Southern Wilt of Geraniums- Ralstonia solanacearum -The Department was alerted that cutting geraniums produced in Kenya and shipped to New Jersey greenhouse growers may have been infected with a bacterial plant pathogen called Ralstonia solanacearum race 3 biovar 2, also known as southern wilt which causes wilting and death in geraniums. The United States Department of Agriculture, Animal Plant Health Inspection Service, USDA APHIS issued the alert because the race 3 biovar 2 strain of Ralstonia solanacearum has the ability to infect important food crops such as peppers, tomatoes, eggplants, and potatoes. To date, plant material from nine greenhouse operations have been released, having tested negative for this disease. Two plant samples from one grower tested positive for Ralstonia solanacearum in our laboratory and have been forwarded to a USDA APHIS Laboratory in Beltsville, Maryland, to determine whether they are infected with race 3 biovar 2. Growers should be aware of where their cuttings are coming from to prevent the spread of this disease.

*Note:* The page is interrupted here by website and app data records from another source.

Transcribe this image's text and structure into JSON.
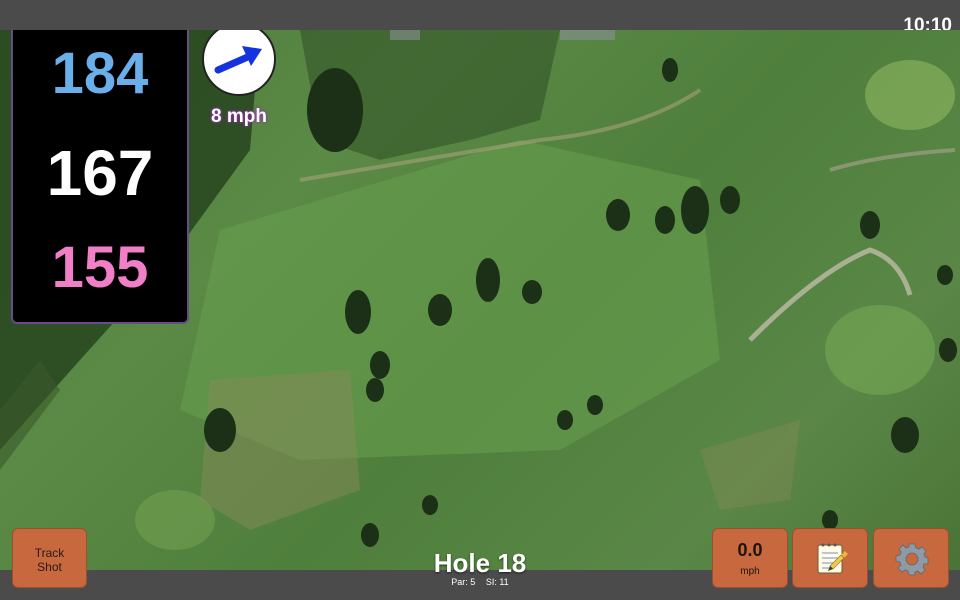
{
  "status_bar": {
    "time": "10:10"
  },
  "distances": {
    "back": "184",
    "center": "167",
    "front": "155"
  },
  "wind": {
    "speed_label": "8 mph",
    "direction_icon": "wind-arrow-icon"
  },
  "buttons": {
    "track_shot": {
      "line1": "Track",
      "line2": "Shot"
    },
    "speed": {
      "value": "0.0",
      "unit": "mph"
    },
    "notes_icon": "notepad-icon",
    "settings_icon": "gear-icon"
  },
  "hole": {
    "title": "Hole 18",
    "par": "Par: 5",
    "si": "SI: 11"
  },
  "colors": {
    "back": "#6aaeea",
    "center": "#ffffff",
    "front": "#f07fc7",
    "button": "#c7683e"
  }
}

Beneficial Insect Production Increases at the Alampi Laboratory - All insect production programs are increasing on schedule as the 2003 release season approaches. Galerucella spp. beetles for the control of purple loosestrife, Pediodius fovelatus for control of Mexican bean beetle, Persistenis stygicus for control of tarnished plant bug, and Cybocephalus nipponicus for the control of scale are all increasing at the expected rate to meet the Department's goals for 2003. Despite substantial cold damage to hemlock adelgid in the field, collections supported predator rearing and numbers of the predatory beetle, Pseudoscymnus tsugae, produced in the laboratory colony continued to increase. At present 45,000 beetles are in storage awaiting release.